> _YOUR GOAL_
The entries must be retyped exactly, down to the last line.

> _EXERCISE INPUTS_
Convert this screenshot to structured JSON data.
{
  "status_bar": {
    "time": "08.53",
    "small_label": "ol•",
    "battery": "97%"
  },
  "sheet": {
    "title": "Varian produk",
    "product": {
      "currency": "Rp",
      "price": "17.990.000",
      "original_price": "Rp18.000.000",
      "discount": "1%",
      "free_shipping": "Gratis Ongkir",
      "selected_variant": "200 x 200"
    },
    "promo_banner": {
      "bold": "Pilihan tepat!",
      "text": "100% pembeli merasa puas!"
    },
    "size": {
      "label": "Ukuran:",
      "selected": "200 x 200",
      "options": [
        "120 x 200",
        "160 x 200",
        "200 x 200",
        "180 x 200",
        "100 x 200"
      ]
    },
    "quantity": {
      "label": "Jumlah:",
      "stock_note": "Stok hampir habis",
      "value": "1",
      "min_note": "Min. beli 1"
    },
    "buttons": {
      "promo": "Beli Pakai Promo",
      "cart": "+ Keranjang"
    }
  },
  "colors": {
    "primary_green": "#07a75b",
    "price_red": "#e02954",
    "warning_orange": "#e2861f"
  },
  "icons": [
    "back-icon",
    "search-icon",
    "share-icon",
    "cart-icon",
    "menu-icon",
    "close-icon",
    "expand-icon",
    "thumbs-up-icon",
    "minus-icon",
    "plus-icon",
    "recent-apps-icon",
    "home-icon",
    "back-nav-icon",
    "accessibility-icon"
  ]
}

> _SOLUTION_
Convert this screenshot to structured JSON data.
{
  "status_bar": {
    "time": "08.53",
    "small_label": "ol•",
    "battery": "97%"
  },
  "sheet": {
    "title": "Varian produk",
    "product": {
      "currency": "Rp",
      "price": "17.990.000",
      "original_price": "Rp18.000.000",
      "discount": "1%",
      "free_shipping": "Gratis Ongkir",
      "selected_variant": "200 x 200"
    },
    "promo_banner": {
      "bold": "Pilihan tepat!",
      "text": "100% pembeli merasa puas!"
    },
    "size": {
      "label": "Ukuran:",
      "selected": "200 x 200",
      "options": [
        "120 x 200",
        "160 x 200",
        "200 x 200",
        "180 x 200",
        "100 x 200"
      ]
    },
    "quantity": {
      "label": "Jumlah:",
      "stock_note": "Stok hampir habis",
      "value": "1",
      "min_note": "Min. beli 1"
    },
    "buttons": {
      "promo": "Beli Pakai Promo",
      "cart": "+ Keranjang"
    }
  },
  "colors": {
    "primary_green": "#07a75b",
    "price_red": "#e02954",
    "warning_orange": "#e2861f"
  },
  "icons": [
    "back-icon",
    "search-icon",
    "share-icon",
    "cart-icon",
    "menu-icon",
    "close-icon",
    "expand-icon",
    "thumbs-up-icon",
    "minus-icon",
    "plus-icon",
    "recent-apps-icon",
    "home-icon",
    "back-nav-icon",
    "accessibility-icon"
  ]
}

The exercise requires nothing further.